On the Declaration of Commitment on HIV/AIDS and the Political Declaration on HIV/AIDS
UN Headquarters , New York, 16 June 2009
On behalf of the General Assembly, I thank the Secretary-General for his report on progress made and challenges remaining in our global response to AIDS. We are encouraged by the good news. Financial resources for HIV increased in 2008, and we continue to make progress in bringing HIV treatments to people who only recently lacked access. More pregnant women living with HIV use services to prevent HIV transmission to their babies. More children than ever are receiving treatment.
Still, we are reminded that in 2006 the General Assembly pledged to achieve universal access to comprehensive HIV prevention, treatment, care and support by 2010.
The deadline that we have set for ourselves is now only 18 months away. Are we on track?

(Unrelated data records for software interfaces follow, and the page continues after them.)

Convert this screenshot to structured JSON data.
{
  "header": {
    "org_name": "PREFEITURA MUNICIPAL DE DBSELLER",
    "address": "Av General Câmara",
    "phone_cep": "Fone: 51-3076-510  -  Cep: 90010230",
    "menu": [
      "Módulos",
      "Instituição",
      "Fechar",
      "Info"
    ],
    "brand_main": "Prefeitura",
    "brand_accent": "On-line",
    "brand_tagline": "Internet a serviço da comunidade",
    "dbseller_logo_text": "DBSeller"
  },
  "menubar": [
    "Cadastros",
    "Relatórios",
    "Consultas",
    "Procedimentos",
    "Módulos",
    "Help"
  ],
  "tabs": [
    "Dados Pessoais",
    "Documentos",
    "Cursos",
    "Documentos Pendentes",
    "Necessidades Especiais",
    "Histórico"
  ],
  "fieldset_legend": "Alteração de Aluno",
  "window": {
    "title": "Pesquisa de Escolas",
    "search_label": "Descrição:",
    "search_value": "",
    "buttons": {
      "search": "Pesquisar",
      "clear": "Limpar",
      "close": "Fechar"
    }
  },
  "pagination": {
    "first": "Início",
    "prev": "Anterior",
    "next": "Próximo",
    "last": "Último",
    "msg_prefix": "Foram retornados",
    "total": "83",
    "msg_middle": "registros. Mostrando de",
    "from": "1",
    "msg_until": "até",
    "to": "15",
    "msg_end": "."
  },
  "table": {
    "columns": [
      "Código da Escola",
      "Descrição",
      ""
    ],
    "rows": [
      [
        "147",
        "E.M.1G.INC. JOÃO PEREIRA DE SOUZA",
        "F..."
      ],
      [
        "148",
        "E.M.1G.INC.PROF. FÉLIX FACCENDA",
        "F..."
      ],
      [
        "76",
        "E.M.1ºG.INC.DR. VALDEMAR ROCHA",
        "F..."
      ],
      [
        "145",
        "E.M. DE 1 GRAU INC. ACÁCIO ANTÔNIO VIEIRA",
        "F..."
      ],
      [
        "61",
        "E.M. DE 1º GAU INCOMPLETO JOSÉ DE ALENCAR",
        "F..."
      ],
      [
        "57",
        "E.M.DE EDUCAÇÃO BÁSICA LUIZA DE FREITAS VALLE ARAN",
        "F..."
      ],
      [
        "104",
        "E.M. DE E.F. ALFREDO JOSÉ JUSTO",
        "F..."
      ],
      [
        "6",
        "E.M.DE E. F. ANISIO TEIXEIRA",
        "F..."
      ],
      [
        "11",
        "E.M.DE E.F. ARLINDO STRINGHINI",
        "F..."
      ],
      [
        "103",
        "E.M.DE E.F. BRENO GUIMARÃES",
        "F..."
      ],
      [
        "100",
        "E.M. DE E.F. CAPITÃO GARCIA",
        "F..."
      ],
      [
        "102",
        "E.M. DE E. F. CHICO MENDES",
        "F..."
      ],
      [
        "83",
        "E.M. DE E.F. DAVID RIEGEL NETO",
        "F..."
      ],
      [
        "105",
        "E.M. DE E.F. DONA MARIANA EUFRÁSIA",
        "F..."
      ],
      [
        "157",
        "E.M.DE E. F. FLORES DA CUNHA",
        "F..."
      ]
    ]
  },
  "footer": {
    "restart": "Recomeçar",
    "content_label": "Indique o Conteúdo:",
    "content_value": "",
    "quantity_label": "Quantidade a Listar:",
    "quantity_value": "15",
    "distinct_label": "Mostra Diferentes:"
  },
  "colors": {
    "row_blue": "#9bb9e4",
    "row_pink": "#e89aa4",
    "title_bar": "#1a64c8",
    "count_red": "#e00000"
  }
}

The latest information and analysis tell a story of our shortcomings as a global community. There are 29 million people who need care, support, prevention measures and HIV treatment worldwide that still lack these medications. Roughly two out of three HIV-positive pregnant women do not receive services to prevent mother-to-child transmission. And the pace of the new HIV infections is occurring faster than the rate at which we are expanding treatment access.
Particular aspects of the global AIDS response are cause for special concern.
We think of our afflicted Brothers and Sisters in Africa. That continent alone is home to 22 million people living with HIV. In 2007, three out of four AIDS deaths world-wide occurred in this region.
We have begun to build the systems that are needed to sustain HIV treatment and prevention over the next generation. But I must emphasize that we have only just begun. In the absence of a cure, we must enhance treatment and, the hardest part, the prevention campaigns. Ultimately, however, our task is to promote just and caring societies with policies and programmes that empower the most vulnerable if we are to be effective. The task ahead of us is enormous, but with commitment and determination it is achievable. We know that it is a moral and ethical imperative as well.
Sadly, the history of AIDS illustrates our failure to serve and protect the most vulnerable.
Women now represent 60 percent of all people living with HIV in Africa. Women’s right to own or inherit property is still unrecognized in many parts of the world, condemning many women affected by AIDS to destitution and worse. And many women and girls continue to be subjected to gender-based violence, increasing their risk and vulnerability for HIV. We cannot fail women in our response to AIDS.
We must also do more for our children. An estimated 370,000 children under 15 became infected with HIV in 2007. HIV-infected children are also less likely than HIV-positive adults to receive life-preserving HIV therapies. Approximately 15 million children have lost one or both parents to AIDS, but fewer than one in six households in which these orphans live received any form of assistance in 2007.
Unfortunately, in many countries there are still laws that hinder access to critical life-saving services for the groups most at risk of HIV, such as men who have sex with men, drug users and sex workers. Such laws contribute to the stigma and discrimination that violate the dignity and human rights of those most in need of our understanding and solidarity.
The global community’s pledge to move towards universal access by the end of next year is an encouraging expression of global solidarity with the individuals, households and communities that are suffering most from this disease.
The question today is whether we will keep the promises we have made.
People living with HIV/AIDs have been placed at greater risk as a result of the global financial and economic crisis that is crippling economies around the world. As a result of this ongoing crisis, I fear that many governments are resigned to reducing programmes and diminished expectations. Inevitably, people are questioning the feasibility of visionary global aims during a time of economic crisis. The recently declared H1N1 pandemic adds a new level of complexity and further tests our collective will.
But it is precisely when times are difficult that our true values and the sincerity of our commitment are most clearly evident.
Even as we see signs of cutbacks in AIDS funding in many countries, we must remind governments and the international community that the world has the resources to mount the kind of AIDS response to which we have committed. If we allow cuts now, we will face increased costs and great human suffering in the future.
As UNAIDS recently reminded us, the amounts needed to achieve universal access represent a miniscule fraction of the sums that have been spent this year on economic stimulus measures. We continue to tolerate the obscenity of growing arms expenditures, which last year totaled almost one and a half trillion dollars globally, an increase of 45 per cent since 1999. By contrast, for countries to reach the specific AIDS targets they have set, an investment of $25 billion will be required in 2010 which is only $11.3 billion more than we have available today.
As decisions are made in the coming months on budgetary and policy priorities at global and national levels, it is my fervent hope that we keep in mind the enormous human, but also important development dimensions of the AIDS epidemic.
Our investments today to ensure universal access will yield dividends for generations. It will help improve maternal and child health, promote empowerment of women and reduce poverty.
As we move closer towards our 2010 goal for universal access – and as we glimpse the deadline for the Millennium Development Goals only a bit further down the road – let us renew our resolve to put people first in the decisions we make.
The goal of universal access is a goal that can be achieved. For the sake of humanity -- and our humanity -- it is a goal that must be achieved.